For the first time ever, scientists are getting close-up views of the most popular dwarf planet, and today is the pinnacle of New Horizons’ whole 3-billion-mile trip.
Celebrate the closest approach with Astronomy and Discover magazines as we bring you all the latest information live right here today and tomorrow.
Keep up with the latest developments of New Horizons LIVE on our live blog!
At around 7:50 a.m. EDT tomorrow, New Horizons will officially make history as it makes its closest approach to Pluto, opening a whole new realm of solar system exploration. But what can we expect here on planet Earth, some 3 billion miles from the encounter?
Because New Horizons has so much important data to collect, it can’t focus its precious energy on delivering information back to Earth in real time. Instead, it will actually be incommunicado for most of the day July 14. Only later will downlinking begin.
Astronomy.com will have complete continuous coverage starting just before 7:30 a.m. EDT July 14 in our shared live blog with Discover magazine, but here’s a brief timeline of what you can expect (and when). It’s important to note that although we know when some data will arrive on Earth, that doesn’t mean it will be made public that moment. The New Horizons team will release the data and images on their own schedule.
With less than 24 hours to go before closest approach, NASA’s New Horizons spacecraft is seeing Pluto at a level of detail that grows sharper literally by the minute — not surprising when you consider that it is closing in on its target at nearly 31,000 miles per hour.
Late Monday morning, members of the mission science team held a news briefing at the Johns Hopkins University Applies Physics Lab in Laurel, Maryland, site of mission operations. Principal Investigator Alan Stern broke some major discoveries from the past few days. Perhaps most importantly, the science team has refined Pluto’s radius to 736 miles (plus or minus 6 miles). This is on the high end of previous estimates and, when combined with the ice dwarf planet’s known mass, implies a lower density than thought and thus a higher proportion of ice forming its bulk.
Earlier assessments of Pluto’s size were fraught with uncertainty because the atmosphere, thin as it is, makes it difficult to pinpoint the world’s actual surface from Earth.
Brain-computer interfaces always sound incredibly futuristic. But this one is even wilder than most.
In a pair of studies published Thursday, researchers say they’ve linked up multiple brains, of both monkeys and rats, to form an “organic computer.” By literally putting their heads together, the networked animals performed simple tasks and computations better than an animal flying solo.

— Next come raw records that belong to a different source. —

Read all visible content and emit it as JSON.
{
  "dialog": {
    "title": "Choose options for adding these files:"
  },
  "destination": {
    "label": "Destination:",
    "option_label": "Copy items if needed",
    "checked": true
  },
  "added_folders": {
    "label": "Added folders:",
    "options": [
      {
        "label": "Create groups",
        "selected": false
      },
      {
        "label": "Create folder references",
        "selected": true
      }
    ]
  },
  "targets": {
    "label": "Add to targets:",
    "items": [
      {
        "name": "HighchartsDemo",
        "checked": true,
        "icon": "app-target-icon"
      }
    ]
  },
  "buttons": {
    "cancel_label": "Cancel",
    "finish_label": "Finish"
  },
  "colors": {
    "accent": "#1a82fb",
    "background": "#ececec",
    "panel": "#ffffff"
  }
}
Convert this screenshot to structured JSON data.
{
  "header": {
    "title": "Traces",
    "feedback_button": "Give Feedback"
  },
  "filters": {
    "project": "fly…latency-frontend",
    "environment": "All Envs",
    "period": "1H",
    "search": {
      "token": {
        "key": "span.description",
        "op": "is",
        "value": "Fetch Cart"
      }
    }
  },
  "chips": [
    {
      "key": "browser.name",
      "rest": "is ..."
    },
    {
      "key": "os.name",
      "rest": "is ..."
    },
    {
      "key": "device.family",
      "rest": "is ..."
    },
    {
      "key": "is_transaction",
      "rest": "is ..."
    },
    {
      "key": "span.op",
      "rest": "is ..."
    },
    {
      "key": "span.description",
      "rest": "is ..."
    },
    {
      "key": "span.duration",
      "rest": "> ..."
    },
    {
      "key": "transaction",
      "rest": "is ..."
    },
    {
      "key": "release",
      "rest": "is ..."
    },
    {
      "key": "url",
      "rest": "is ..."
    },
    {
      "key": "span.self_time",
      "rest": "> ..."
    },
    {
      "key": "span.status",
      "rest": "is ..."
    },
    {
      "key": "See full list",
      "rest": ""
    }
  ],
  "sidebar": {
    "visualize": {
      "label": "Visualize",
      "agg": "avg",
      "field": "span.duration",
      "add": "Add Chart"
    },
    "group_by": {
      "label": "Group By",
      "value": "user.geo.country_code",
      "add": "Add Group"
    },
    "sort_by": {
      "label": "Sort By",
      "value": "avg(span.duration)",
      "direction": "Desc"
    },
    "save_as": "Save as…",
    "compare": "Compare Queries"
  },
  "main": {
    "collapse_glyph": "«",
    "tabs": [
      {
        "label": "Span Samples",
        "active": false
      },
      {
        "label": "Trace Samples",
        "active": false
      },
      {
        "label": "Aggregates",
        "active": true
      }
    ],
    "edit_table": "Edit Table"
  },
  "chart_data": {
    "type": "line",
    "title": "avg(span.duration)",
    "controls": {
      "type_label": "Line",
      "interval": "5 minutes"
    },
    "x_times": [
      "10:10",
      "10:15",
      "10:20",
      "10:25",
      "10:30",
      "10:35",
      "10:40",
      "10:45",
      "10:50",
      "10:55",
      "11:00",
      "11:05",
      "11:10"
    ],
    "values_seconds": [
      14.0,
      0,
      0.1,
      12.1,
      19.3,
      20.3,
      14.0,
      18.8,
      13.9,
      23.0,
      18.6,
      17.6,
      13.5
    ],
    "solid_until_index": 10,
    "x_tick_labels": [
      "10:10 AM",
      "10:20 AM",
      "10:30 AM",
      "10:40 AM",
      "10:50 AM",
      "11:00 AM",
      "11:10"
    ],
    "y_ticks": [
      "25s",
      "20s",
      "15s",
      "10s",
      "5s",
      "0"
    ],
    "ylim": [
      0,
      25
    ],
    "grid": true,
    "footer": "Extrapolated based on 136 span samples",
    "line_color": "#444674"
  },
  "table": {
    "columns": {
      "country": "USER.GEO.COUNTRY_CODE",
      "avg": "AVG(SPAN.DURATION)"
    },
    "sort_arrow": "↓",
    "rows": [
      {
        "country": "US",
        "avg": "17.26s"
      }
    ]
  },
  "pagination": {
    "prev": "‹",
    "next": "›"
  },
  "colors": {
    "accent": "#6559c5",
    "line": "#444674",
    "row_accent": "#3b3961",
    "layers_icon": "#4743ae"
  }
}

The experiment could point toward future brain interfaces between people, allowing learning or collaboration to pass directly from brain to brain. Read More
In the fight against disease-bearing mosquitoes, residents in the Brazilian city of Piracicaba have a new ally: mosquitoes.
A biotech company has released into the wild an army of genetically modified male mosquitoes that will never see their children. That’s because these mosquito dads pass on a gene to their offspring that causes them to die before they ever mature.
It’s a cutting-edge battle tactic that aims to reduce the population of mosquitoes that can infect people with dengue fever — and a new study finds that it’s working. Read More